At Kloodle, we don’t just have an interest in employability. We don’t just have an interest in the Education system and look at how it stands currently. We want to invest our time into giving more freedom to young people on their journey’s through Schools, Colleges, Universities, and indeed their lives. Too many young people are strangled, funnelled through systems which create identical candidates at the end of their journey, all ticking identical boxes and too many discarded if they cannot conform to their predefined and strict regime set out for them, irrespective of their unique talents and selling points. Frighteningly it can become an impossible task to remind students what they are even good at! Children and young people are so indoctrinated into believing in a hierarchical academic system which only values the traditional subject areas.
Our Education system has always been a reflection of the society in exists in. As it should be. What, after all is the purpose of educating these young people? – To give these students the best possible chance of making their way in a society it represents. During the industrial revolution and well into the 19th century, schools needed to impose a value system on subject areas. Manufacturing and Engineering was of course seen the ‘Holy Grail’ and so Mathematics and the Sciences took prevalence. It would appear that over 200 years later Educational bodies in large, still value this pecking order but does it still serve the society it is intended to represent?
In an age where employers receive 200/300 applications all seemingly similar with excellent scores at Degree level, how best can Schools, Colleges, Universities encourage students to come out of the system with VALUE? The revelation is that they already have great value to offer. We just need to ‘Educate the Educators’ better. We watched a TED talk recently (from 2006) whereby Sir Ken Robinson brilliantly alluded to the way in which true inventiveness and creativity originated through the different parts of the brain interacting and working as intended, together. No one element more important than the other.
“We know three things about intelligence: One, it’s diverse, we think about the world in all the ways we experience it. We think visually, we think in sound, we think kinesthetically. We think in abstract terms, we think in movement. Secondly, intelligence is dynamic. If you look at the interactions of a human brain, intelligence is wonderfully interactive. The brain isn’t divided into compartments. In fact, creativity, which I define as the process of having original ideas that have value, more often than not comes about through the interaction of different disciplinary ways of seeing things.”

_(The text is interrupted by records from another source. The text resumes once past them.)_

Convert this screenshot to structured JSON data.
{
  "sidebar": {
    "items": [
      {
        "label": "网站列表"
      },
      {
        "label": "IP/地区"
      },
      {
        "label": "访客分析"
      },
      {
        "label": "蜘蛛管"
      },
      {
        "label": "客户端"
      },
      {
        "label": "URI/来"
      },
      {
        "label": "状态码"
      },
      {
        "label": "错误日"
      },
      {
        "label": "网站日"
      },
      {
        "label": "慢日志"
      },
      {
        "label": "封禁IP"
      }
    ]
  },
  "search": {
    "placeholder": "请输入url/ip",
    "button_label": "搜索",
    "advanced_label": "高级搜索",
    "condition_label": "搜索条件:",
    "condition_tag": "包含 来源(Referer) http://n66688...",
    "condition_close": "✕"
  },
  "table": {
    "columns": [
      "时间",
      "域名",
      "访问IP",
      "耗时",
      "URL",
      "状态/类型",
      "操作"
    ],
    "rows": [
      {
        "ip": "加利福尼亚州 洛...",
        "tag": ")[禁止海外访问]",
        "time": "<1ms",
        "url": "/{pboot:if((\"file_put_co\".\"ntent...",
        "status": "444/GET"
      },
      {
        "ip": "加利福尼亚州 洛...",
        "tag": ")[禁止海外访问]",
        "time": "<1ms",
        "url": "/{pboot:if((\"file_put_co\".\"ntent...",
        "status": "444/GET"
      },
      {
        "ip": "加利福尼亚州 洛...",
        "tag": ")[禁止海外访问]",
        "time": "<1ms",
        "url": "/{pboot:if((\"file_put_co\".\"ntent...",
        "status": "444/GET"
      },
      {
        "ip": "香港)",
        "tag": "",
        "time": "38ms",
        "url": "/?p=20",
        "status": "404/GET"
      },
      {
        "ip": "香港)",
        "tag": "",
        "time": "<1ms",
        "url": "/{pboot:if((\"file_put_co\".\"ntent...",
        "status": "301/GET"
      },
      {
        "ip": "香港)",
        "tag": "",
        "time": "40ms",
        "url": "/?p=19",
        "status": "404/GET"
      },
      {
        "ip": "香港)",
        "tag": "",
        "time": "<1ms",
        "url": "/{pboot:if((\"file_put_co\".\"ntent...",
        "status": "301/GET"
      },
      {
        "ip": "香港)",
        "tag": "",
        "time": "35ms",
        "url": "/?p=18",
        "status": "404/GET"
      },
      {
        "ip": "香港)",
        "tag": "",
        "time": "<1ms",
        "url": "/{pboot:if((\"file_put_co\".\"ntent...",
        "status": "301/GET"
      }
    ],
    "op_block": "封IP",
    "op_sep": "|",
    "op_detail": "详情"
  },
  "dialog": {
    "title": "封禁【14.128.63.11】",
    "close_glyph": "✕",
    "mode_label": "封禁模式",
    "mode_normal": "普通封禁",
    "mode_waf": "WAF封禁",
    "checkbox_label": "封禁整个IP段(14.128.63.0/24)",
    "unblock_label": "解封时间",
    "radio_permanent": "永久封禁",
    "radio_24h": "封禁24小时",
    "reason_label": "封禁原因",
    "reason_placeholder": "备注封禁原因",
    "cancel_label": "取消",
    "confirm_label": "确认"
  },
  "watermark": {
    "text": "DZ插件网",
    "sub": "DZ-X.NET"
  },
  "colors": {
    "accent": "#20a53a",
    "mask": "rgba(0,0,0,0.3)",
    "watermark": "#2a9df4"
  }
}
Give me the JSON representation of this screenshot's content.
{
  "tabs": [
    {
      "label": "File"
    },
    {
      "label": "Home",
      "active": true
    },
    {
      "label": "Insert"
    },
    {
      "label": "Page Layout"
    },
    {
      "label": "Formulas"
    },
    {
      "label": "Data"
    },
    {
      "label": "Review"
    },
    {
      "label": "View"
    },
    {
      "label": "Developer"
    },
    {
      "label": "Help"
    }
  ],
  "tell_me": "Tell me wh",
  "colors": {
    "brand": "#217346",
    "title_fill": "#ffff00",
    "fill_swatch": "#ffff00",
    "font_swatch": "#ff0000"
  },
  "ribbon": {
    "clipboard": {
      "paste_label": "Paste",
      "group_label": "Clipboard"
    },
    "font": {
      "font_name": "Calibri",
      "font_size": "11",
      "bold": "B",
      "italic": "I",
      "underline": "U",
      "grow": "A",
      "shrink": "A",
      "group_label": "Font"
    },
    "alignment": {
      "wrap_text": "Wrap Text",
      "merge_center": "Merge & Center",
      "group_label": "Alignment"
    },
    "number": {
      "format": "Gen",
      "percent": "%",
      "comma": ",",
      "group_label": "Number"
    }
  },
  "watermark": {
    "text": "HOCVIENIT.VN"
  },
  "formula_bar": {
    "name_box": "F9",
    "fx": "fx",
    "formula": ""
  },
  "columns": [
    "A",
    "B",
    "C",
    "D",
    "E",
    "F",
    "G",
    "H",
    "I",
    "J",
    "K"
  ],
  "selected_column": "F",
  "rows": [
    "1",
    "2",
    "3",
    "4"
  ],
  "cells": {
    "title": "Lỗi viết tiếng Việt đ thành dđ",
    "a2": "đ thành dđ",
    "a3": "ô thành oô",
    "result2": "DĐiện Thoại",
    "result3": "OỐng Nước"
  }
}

This is the way Educators should be geared to educate, whereby departments work together and subject areas merge to create vibrant, intelligent students who feel valued no matter their area of talent. The important aspect of this concept is that it doesn’t need to be a tough and laborious revolution. Employers and companies already think in this way believe it or not, they cannot judge the identical graduates that come out of this production line on their traditional academic results alone. The system has rendered their grades worthless on mass, so employers are looking for their other talents now. – Their creativity, their design ability, their team working skills, their communication skills, – Indeed what makes them, who they are. At Kloodle, our mission is to educate students that these less traditional exploits when competing for jobs in today’s economy are in fact equally as significant. Indeed it is the ‘creative’s’ that are leading the way in this new era. Design students have already begun to ditch the traditional CV and networking, applying for positions using their ‘Pinterest’ and ‘Tumblr’ accounts to showcase their work. They are now waiting for the rest of society and the education system to catch them up and compete for jobs using their online, more holistic vices… Try www.kloodle.com and “Tell Your Story.”